*** Input records Section Begins ***
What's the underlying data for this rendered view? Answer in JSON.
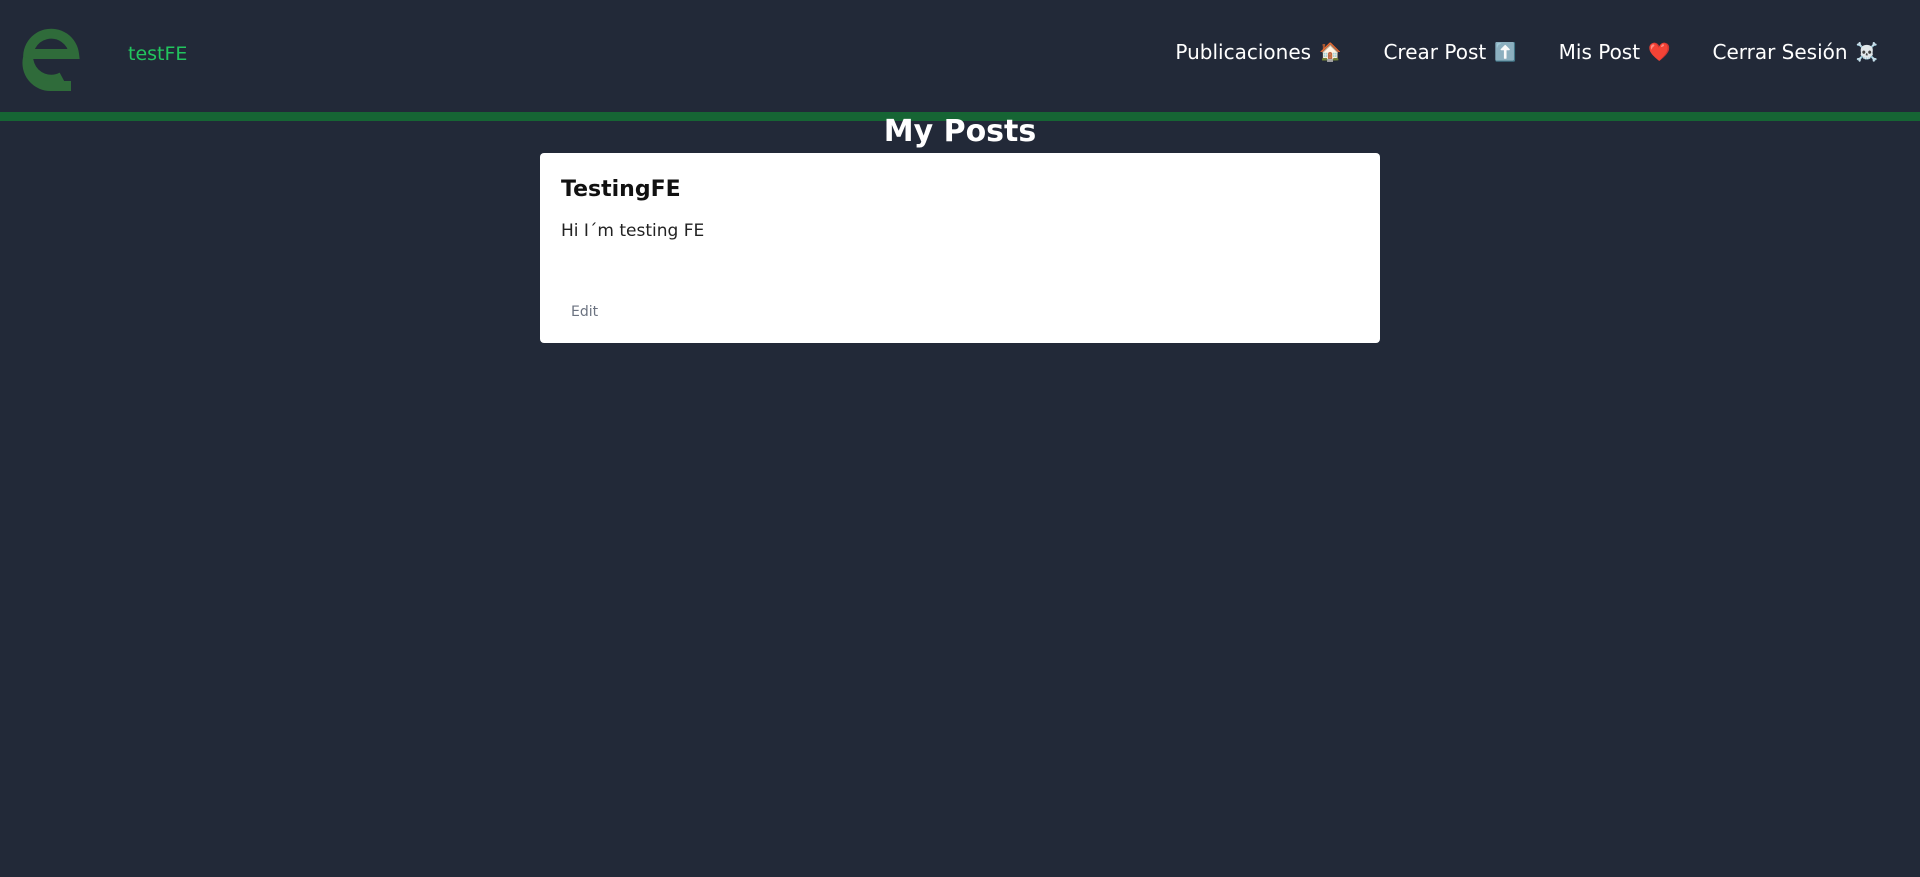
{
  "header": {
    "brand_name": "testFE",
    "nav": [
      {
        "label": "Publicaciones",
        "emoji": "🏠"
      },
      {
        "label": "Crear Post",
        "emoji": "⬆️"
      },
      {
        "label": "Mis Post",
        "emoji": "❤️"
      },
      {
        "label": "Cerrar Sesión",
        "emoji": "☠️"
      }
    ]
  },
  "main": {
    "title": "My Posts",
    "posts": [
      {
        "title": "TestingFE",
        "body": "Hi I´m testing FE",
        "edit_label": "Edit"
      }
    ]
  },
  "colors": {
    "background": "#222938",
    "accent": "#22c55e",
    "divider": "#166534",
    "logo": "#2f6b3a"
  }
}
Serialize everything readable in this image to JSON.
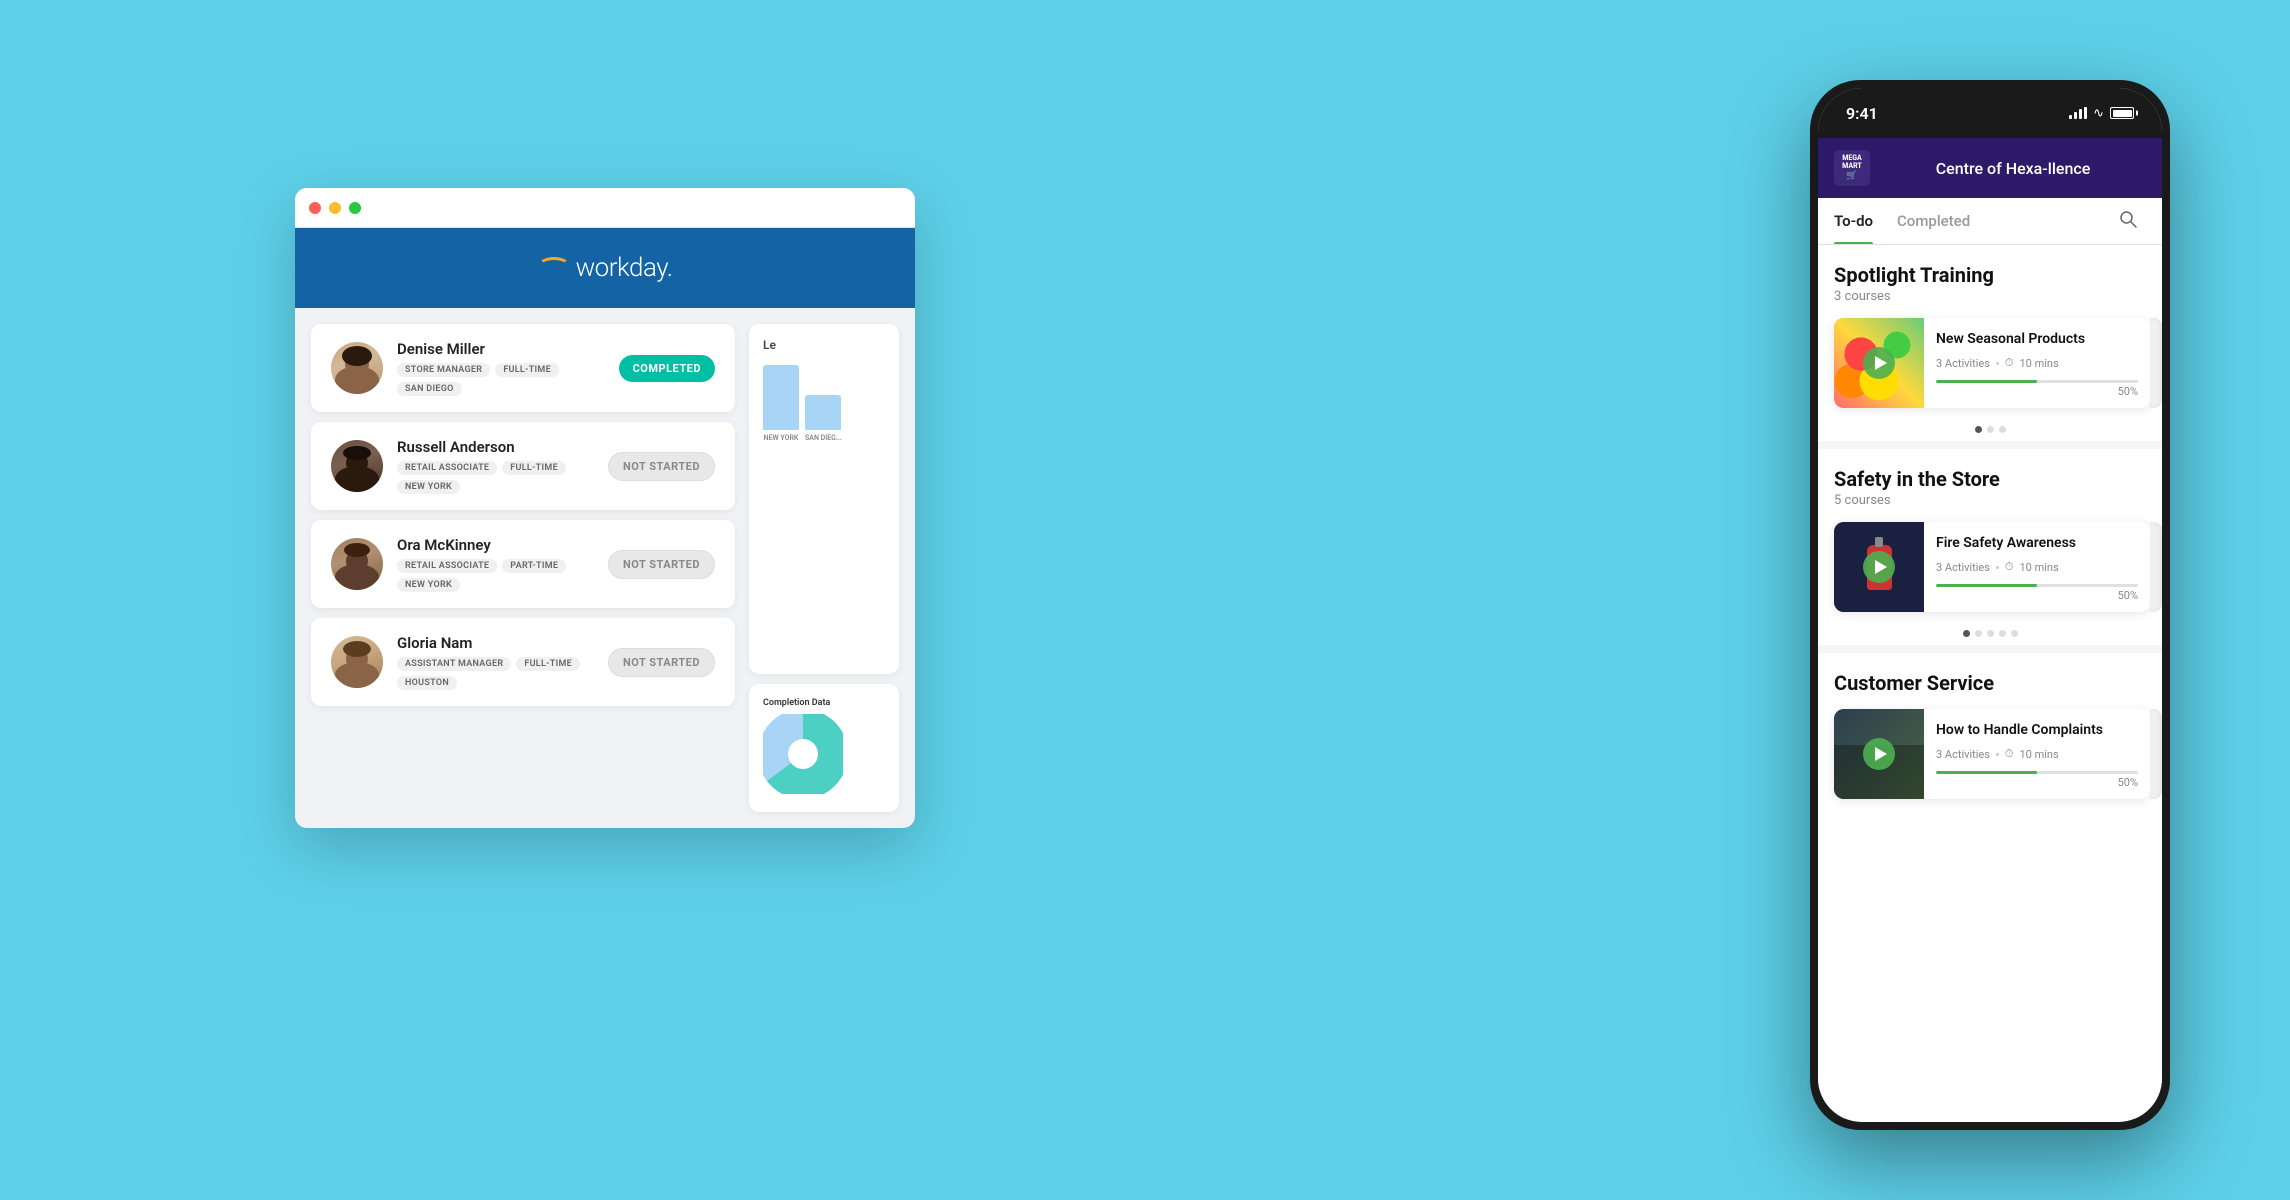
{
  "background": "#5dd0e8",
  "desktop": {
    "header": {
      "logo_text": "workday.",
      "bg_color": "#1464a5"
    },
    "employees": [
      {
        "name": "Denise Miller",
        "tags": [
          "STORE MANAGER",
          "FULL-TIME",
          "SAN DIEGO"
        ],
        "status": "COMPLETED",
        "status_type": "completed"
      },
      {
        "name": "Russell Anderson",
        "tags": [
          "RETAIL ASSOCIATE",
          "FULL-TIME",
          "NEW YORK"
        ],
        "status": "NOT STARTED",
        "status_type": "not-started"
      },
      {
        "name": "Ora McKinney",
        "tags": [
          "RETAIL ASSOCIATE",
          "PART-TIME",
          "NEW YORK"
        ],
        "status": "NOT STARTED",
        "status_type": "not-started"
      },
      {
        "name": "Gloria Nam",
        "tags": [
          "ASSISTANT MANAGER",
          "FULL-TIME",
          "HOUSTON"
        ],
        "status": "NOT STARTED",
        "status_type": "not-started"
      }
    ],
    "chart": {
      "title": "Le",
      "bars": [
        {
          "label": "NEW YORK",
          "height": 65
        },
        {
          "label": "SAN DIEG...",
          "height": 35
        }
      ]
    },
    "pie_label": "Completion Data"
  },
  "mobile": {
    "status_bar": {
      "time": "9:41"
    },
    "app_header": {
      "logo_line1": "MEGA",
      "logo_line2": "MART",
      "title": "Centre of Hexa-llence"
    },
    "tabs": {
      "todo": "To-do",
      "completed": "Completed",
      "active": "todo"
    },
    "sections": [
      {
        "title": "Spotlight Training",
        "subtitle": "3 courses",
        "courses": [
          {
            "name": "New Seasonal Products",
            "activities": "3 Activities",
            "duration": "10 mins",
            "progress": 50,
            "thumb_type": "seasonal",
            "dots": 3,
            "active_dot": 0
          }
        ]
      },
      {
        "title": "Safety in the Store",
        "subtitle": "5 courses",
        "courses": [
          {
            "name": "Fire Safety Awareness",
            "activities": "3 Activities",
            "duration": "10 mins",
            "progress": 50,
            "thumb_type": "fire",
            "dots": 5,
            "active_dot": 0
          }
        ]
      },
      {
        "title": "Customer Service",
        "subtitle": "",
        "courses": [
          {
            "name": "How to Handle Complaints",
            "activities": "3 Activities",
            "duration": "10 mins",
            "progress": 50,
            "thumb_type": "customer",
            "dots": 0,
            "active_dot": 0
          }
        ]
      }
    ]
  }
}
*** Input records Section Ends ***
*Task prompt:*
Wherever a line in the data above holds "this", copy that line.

*Output:*
What's the underlying data for this rendered view? Answer in JSON.
Serialize everything readable in this image to JSON.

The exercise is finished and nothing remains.